The authors and I, nonetheless, share an optimistic outlook—though from somewhat different perspectives. Where Brynjolfsson and McAfee see clear strategies for survival and a new path to prosperity, I see generally a less predictable future, as the rate of change continues its exponential advance in the increasingly connected world of the Internet of Everything (IoE).

Looking Ahead to a Connected World

The future states that a connected world will produce cannot be fully anticipated— the only certainty, I suggested at the time, is that change of some form or another is coming. I still think that’s exciting and presuppose that the unanticipated future states are just as likely to prove beneficial to me, and to society as a whole, as they are to be prejudicial.

An insight I’ve gained in the intervening two years, is that change… which I then touted as the only constant… is itself now changing—an insightful point advanced by Kevin Kelly in his book The Inevitable. In his book, Kelly outlines twelve technological trends that are changing how change is now presenting itself and impacting the ways in which we work, learn, and communicate.

Embracing the benefits of these new technologies—while protecting sensitive or proprietary data with strong, end-to-end security, allows us to sustain a positive, proactive posture toward what we can then reasonably anticipate will be a beneficent future, even as relentless change makes it increasingly uncertain as to what exact form that beneficence might take.

I see the path to prosperity as one that prepares us for inevitable, ever-evolving change, without requiring us to necessarily predict the future. Predicting the next piece of malware through the strength of artificial intelligence and machine learning and our genomic map of the internet is, for now, enough for me. 

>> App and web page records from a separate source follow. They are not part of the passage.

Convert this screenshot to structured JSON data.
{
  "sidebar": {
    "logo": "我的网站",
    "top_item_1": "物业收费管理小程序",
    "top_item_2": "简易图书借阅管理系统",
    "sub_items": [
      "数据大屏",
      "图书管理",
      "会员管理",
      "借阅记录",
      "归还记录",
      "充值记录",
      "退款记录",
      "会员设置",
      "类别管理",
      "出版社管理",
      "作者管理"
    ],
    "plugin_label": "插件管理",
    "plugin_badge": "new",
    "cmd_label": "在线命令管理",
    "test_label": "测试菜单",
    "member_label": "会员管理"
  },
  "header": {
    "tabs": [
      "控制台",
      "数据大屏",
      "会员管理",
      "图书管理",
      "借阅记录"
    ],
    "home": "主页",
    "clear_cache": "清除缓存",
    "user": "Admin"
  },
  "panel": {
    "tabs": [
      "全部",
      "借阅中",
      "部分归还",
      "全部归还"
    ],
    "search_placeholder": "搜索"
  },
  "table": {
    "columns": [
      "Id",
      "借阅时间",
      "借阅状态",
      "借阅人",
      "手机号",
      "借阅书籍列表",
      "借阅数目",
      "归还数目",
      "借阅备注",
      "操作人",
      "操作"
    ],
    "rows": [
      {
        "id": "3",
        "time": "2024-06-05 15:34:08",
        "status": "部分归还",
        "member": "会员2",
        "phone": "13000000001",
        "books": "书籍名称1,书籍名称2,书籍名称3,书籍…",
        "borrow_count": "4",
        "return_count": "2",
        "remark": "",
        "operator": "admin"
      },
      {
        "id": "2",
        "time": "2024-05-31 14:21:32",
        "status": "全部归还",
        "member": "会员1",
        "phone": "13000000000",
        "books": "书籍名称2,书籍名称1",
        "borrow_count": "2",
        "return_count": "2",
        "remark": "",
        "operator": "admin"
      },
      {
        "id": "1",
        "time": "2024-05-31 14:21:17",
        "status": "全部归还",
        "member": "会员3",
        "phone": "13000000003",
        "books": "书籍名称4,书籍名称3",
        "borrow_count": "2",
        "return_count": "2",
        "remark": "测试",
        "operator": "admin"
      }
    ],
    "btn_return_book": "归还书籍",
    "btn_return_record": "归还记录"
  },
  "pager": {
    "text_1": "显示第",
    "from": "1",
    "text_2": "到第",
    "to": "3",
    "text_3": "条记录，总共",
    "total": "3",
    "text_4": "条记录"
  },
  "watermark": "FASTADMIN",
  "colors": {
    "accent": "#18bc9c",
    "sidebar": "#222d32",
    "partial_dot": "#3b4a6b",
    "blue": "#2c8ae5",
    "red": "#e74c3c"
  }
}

Enterprise technology (including cybersecurity solutions) should not just allow for change, but encourage it. New approaches to data security, with access controls embedded into data itself at the point of creation, will keep a step ahead of the ever-changing tactics of cybercriminals and threat actors. Such end-to-end security—that is simple, efficient, and connected—is a fundamental component of the future-ready enterprise.

How agile and prepared for change is your organization?


John McClurg
VP and Ambassador-At-Large at Cylance

John McClurg

About John McClurg

Sr. Vice President and CISO at BlackBerry.

John McClurg serves as Sr. Vice President and CISO at BlackBerry. McClurg engages the industry around the globe on the risk challenges today and how BlackBerry uniquely mitigates them with the application of machine learning and other AI supported solutions. He champions a move from a historically reactive security posture, to one focused on proactively predicting and mitigating future risks.

Before BlackBerry, McClurg served as the Ambassador-At-Large of Cylance and as Dell's CSO, where his responsibilities included the strategic focus and tactical operations of Dell’s internal global security service. He was also charged with the advocacy of business resilience and security prowess, the seamless integration of Dell’s security offerings, and with improving the effectiveness and efficiency of security initiatives.

Before Dell, McClurg served as the VP of Global Security at Honeywell International; Lucent/Bell Laboratories; and in the U.S. Intel Community, as a twice-decorated member of the FBI, where he held an assignment with the U.S. Dept of Energy (DOE) as a Branch Chief charged with establishing a Cyber-Counterintelligence program within the DOE’s newly created Office of Counterintelligence.

Prior to that, McClurg served as an FBI Supervisory Special Agent, assisting in the establishment of the FBI’s new Computer Investigations and Infrastructure Threat Assessment Center, or what is today known as the National Infrastructure Protection Center within the Dept of Homeland Security.

McClurg also served on assignment as a Deputy Branch Chief with the CIA, helping to establish the new Counterespionage Group, and was responsible for the management of complex counterespionage investigations. He additionally served as a Special Agent for the FBI in the Los Angeles Field Office, where he implemented plans to protect critical U.S. technologies targeted for unlawful acquisition by foreign powers and served on one of the nation’s first Joint Terrorism Task Forces.